→ What to work on: Would you go through the records below and copy each line with the string "requested"?

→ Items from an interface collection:
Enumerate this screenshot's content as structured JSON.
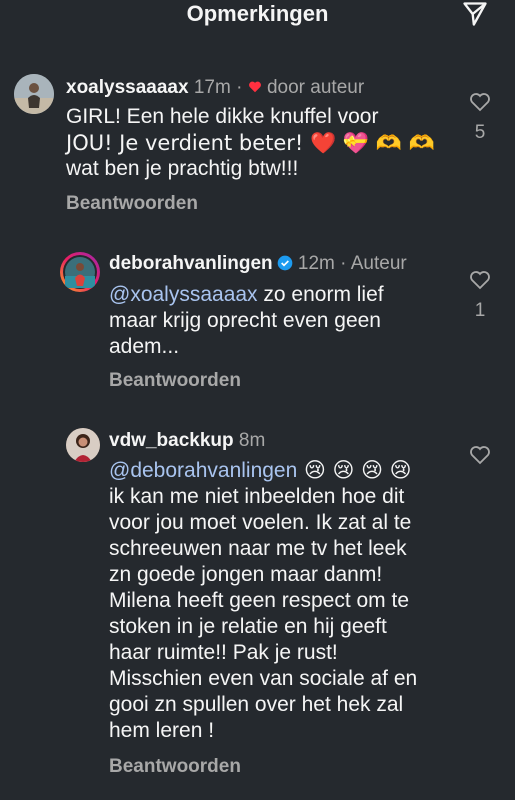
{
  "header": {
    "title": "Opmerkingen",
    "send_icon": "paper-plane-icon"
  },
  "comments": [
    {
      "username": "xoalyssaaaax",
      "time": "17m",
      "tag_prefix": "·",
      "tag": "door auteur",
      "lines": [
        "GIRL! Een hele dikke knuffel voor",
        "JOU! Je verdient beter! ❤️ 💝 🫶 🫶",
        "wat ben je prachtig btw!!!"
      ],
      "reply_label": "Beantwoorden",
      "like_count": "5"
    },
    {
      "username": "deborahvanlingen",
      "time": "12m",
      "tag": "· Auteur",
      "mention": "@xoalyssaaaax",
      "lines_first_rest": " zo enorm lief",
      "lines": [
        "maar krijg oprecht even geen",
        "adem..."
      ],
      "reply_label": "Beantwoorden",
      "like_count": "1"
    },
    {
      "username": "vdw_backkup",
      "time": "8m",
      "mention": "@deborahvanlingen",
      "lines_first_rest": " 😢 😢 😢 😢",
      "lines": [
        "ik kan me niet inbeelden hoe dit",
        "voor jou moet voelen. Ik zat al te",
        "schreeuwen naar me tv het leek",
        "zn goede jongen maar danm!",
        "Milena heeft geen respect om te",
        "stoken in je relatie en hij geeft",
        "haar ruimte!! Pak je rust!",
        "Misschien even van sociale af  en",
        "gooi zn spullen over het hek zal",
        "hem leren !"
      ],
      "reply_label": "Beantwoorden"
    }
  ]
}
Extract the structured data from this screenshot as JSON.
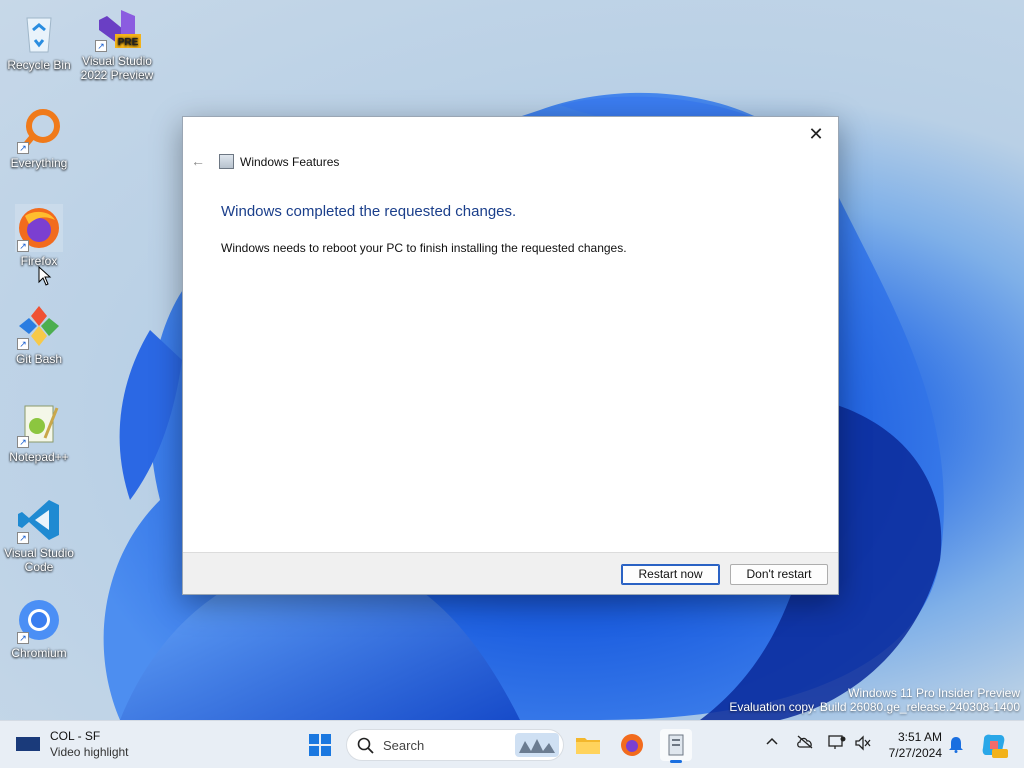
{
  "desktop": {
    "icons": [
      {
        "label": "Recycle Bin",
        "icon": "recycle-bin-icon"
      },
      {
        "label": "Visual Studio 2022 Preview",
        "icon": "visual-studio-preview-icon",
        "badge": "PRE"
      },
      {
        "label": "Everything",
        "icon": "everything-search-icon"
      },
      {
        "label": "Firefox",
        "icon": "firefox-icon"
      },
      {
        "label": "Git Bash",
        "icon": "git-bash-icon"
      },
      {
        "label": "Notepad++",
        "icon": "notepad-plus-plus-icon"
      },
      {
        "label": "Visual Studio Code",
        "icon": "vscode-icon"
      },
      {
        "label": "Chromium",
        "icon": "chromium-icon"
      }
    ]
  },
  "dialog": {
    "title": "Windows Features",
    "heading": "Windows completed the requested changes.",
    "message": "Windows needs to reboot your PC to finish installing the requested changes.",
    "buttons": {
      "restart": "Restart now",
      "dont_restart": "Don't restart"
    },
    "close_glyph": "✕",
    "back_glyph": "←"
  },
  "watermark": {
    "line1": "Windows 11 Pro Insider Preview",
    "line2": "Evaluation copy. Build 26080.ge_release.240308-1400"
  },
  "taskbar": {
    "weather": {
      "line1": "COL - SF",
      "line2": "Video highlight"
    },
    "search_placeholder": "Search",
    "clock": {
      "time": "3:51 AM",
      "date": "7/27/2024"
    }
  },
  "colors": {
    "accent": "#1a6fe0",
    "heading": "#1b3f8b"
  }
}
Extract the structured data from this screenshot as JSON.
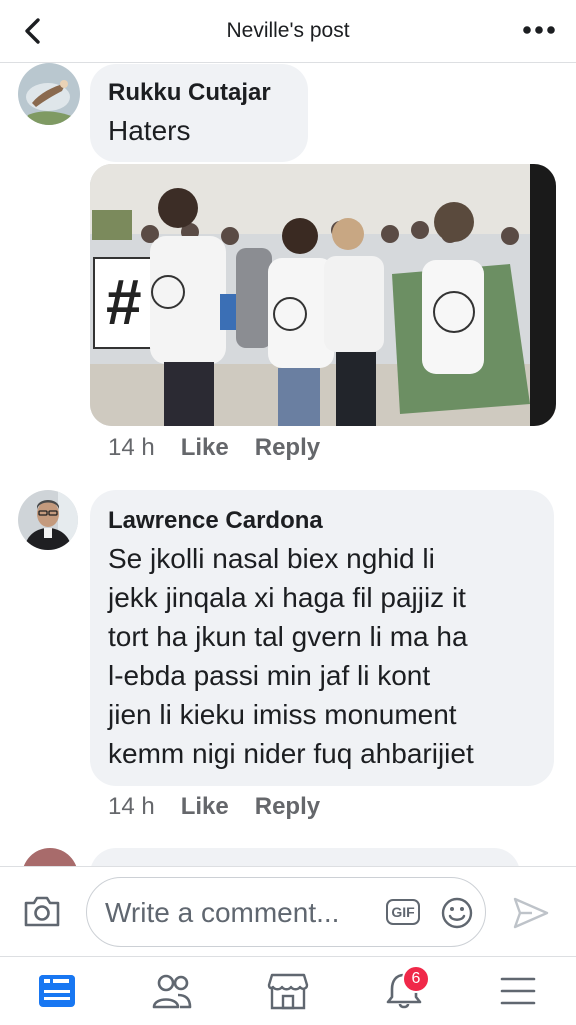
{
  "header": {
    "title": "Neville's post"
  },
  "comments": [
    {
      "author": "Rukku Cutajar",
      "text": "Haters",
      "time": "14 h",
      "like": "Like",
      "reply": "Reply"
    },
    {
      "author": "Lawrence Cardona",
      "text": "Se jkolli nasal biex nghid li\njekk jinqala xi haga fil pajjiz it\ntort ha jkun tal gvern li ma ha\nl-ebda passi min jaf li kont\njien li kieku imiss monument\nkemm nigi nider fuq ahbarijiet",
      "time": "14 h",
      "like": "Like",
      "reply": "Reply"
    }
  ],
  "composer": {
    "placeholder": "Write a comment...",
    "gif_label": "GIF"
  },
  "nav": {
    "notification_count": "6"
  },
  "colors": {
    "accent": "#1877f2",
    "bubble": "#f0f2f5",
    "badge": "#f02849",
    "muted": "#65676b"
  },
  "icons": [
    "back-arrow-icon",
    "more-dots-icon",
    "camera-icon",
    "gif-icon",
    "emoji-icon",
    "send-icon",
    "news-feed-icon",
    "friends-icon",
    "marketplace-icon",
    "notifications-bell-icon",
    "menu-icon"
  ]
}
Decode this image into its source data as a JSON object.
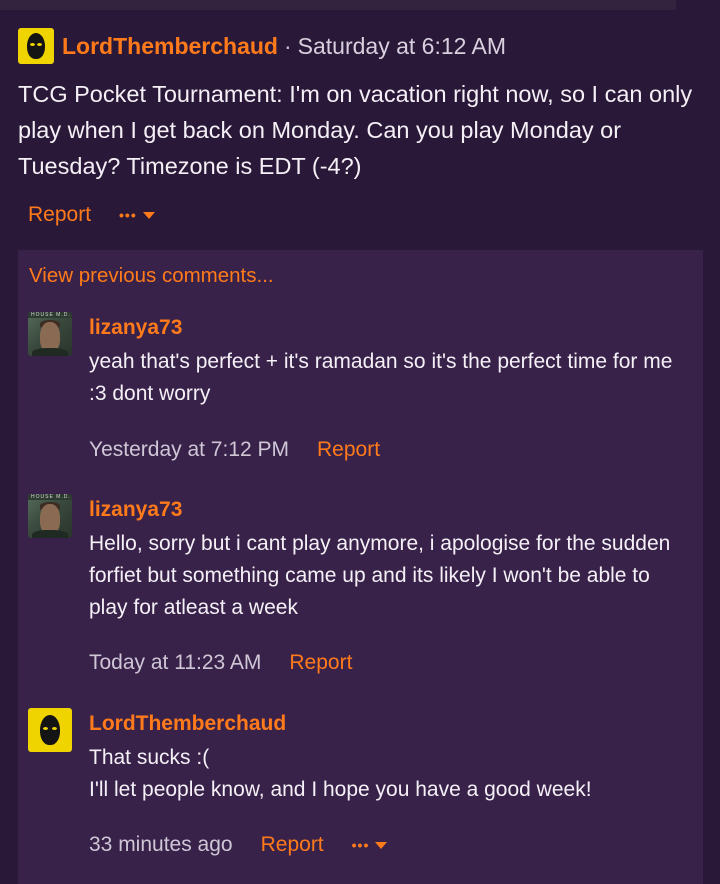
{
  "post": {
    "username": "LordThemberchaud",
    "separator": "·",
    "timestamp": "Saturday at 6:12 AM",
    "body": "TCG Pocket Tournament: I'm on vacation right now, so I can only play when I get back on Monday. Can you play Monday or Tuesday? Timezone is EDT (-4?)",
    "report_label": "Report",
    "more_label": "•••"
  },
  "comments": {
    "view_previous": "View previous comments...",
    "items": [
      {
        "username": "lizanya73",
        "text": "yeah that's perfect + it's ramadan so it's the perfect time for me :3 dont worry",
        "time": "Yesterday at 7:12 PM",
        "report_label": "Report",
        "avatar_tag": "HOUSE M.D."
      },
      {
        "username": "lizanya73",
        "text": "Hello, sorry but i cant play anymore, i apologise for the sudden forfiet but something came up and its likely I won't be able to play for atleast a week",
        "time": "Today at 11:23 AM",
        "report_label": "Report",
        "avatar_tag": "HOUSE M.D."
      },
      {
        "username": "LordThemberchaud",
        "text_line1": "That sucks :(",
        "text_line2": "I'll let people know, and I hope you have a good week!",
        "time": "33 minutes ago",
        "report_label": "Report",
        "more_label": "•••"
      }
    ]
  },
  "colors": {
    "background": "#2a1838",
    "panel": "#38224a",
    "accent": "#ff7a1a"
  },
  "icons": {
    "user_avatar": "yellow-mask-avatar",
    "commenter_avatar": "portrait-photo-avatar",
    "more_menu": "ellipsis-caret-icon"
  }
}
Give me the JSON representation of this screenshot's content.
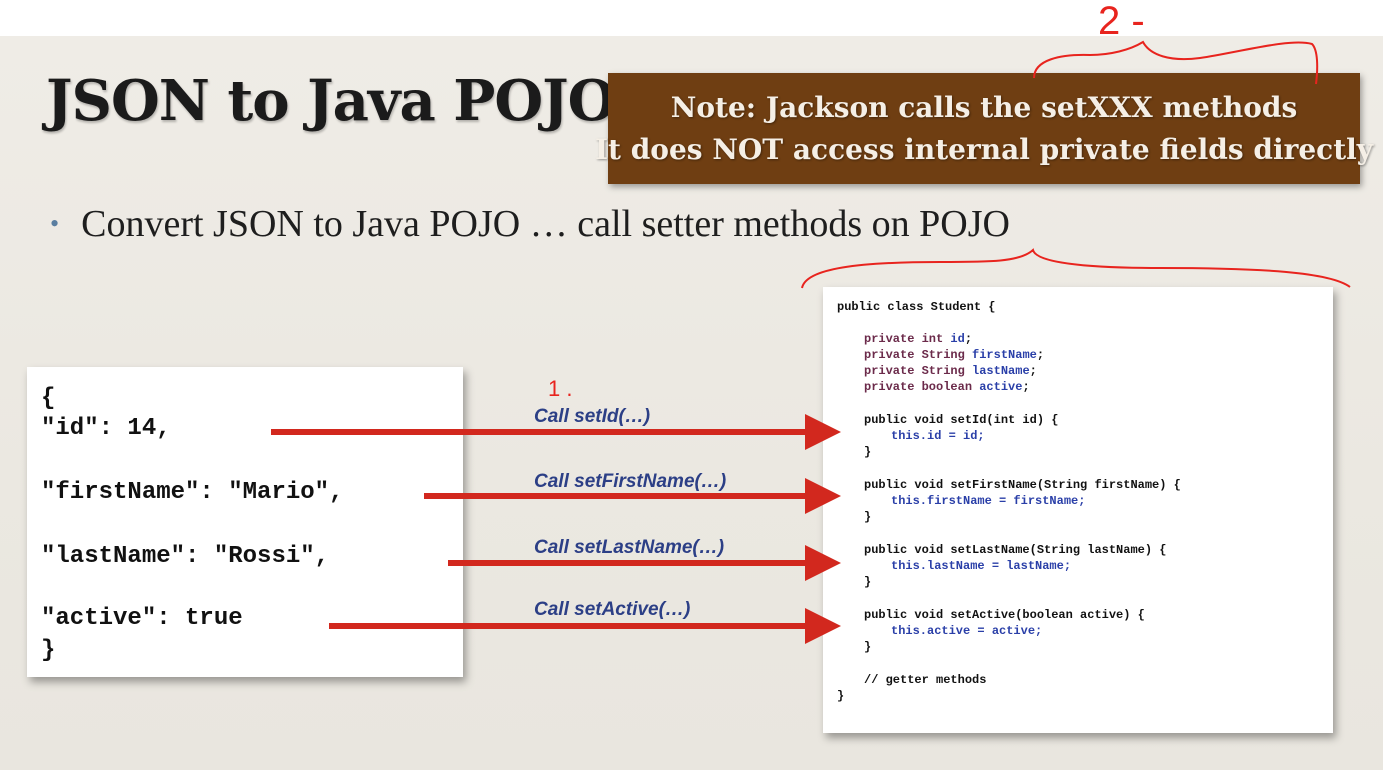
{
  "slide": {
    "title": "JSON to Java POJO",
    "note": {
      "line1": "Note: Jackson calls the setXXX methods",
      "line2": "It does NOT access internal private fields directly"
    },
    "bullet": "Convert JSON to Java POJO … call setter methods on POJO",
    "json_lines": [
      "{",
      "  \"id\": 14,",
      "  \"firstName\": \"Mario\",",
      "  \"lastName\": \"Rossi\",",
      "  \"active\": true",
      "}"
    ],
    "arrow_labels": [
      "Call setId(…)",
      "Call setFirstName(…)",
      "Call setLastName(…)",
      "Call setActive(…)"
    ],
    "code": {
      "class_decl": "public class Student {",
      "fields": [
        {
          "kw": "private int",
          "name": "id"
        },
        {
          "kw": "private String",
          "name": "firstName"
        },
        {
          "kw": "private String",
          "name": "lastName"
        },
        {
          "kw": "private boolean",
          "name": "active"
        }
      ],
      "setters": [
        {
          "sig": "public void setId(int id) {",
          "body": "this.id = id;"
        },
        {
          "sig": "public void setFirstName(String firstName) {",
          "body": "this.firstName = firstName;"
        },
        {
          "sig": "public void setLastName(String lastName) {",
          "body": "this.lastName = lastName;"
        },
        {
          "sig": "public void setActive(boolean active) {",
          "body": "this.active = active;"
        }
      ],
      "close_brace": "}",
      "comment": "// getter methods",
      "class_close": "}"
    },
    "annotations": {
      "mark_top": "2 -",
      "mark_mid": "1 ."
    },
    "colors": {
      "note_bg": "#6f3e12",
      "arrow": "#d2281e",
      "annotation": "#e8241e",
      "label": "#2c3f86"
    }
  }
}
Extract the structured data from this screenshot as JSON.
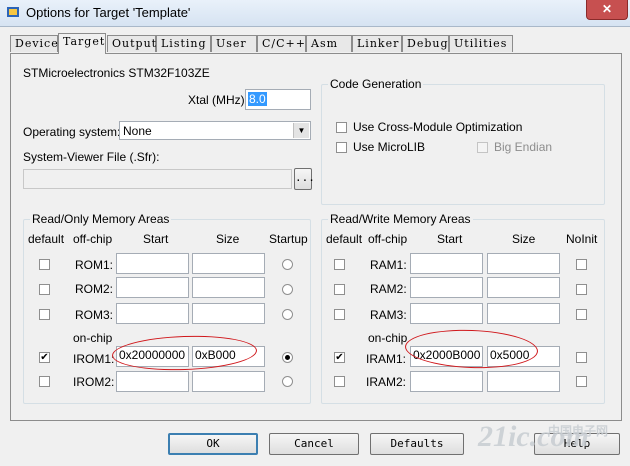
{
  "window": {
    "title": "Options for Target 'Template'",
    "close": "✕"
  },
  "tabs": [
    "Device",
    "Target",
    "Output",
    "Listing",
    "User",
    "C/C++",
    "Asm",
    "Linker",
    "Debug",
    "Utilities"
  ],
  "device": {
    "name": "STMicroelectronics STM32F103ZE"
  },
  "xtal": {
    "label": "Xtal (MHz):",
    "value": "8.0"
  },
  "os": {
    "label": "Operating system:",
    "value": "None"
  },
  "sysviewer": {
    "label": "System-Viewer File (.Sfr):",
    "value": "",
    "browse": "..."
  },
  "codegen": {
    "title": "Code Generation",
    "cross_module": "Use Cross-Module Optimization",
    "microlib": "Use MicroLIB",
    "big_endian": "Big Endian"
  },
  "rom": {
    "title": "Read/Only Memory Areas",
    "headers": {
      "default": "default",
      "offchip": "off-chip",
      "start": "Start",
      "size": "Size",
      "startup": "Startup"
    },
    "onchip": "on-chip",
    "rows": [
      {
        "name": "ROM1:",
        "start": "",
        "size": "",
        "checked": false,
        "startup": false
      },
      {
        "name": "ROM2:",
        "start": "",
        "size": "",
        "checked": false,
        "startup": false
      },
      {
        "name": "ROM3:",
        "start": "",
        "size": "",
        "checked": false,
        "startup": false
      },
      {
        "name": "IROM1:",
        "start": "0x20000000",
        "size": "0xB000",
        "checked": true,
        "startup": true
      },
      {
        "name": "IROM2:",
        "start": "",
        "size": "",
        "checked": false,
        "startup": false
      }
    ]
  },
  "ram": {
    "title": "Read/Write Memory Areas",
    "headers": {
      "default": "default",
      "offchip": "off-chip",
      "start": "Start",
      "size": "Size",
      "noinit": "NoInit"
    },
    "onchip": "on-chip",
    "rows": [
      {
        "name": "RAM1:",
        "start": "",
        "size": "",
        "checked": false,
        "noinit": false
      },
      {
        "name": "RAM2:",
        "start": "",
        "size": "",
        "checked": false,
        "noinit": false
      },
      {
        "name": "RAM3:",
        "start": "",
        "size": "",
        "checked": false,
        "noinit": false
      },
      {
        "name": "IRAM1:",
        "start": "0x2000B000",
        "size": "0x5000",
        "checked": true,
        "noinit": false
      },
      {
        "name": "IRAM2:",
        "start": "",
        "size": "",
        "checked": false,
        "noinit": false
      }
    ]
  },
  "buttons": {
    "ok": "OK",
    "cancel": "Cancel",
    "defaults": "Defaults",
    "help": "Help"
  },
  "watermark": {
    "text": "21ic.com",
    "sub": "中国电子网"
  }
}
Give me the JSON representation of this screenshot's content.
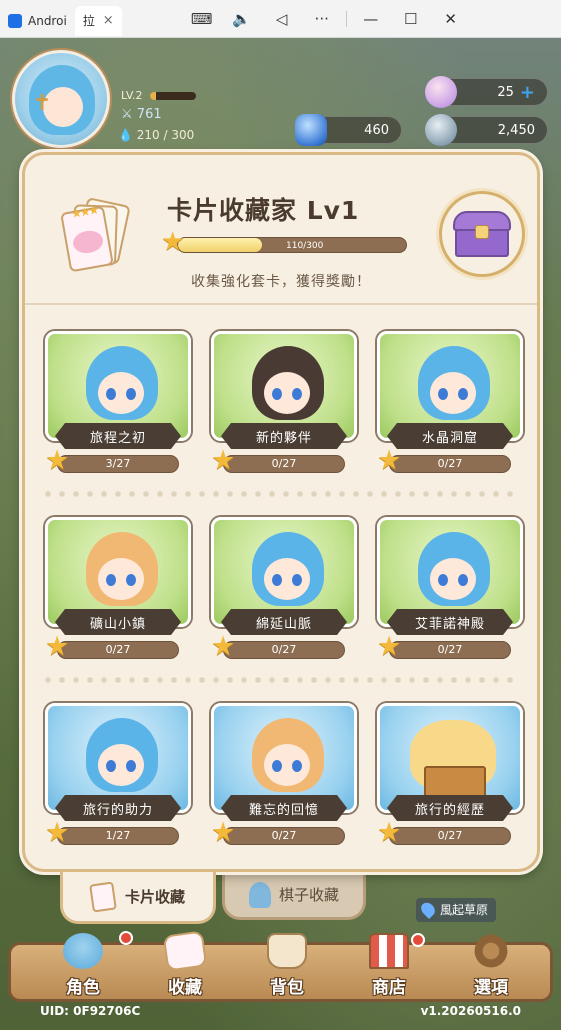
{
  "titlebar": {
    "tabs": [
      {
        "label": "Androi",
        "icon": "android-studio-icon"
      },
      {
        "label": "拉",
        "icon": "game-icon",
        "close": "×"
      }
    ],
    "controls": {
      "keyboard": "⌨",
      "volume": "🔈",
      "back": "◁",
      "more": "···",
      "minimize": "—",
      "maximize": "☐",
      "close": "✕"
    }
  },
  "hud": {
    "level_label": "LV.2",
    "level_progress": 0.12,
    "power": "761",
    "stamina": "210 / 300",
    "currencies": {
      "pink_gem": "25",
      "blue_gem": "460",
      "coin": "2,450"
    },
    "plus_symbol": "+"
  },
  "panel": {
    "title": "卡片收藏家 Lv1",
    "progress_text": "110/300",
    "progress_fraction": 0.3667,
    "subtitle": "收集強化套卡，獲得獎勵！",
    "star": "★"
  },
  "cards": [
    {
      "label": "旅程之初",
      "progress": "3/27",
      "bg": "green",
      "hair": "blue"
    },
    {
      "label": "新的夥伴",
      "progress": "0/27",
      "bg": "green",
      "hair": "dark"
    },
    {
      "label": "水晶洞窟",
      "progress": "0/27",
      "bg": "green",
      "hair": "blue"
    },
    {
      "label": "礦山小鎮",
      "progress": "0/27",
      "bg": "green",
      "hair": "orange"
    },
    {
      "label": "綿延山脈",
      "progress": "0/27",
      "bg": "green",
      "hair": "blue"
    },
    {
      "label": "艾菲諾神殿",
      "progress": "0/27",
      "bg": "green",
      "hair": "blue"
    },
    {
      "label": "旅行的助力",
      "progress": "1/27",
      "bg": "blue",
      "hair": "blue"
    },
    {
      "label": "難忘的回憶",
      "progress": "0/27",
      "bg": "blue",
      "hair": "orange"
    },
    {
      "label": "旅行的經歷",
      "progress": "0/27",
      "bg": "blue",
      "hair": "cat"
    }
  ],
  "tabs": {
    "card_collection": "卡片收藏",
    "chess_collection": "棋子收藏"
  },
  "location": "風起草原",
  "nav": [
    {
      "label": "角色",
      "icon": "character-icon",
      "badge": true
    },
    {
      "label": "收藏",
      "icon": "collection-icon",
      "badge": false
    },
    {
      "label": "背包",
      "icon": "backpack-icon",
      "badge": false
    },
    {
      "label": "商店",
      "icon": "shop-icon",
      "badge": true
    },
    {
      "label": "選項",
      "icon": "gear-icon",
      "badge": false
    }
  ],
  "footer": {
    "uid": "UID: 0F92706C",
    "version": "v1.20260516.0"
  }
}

→ Response to this exercise:
    "heading": "Windows completed the requested changes.",
    "message": "Windows needs to reboot your PC to finish installing the requested changes.",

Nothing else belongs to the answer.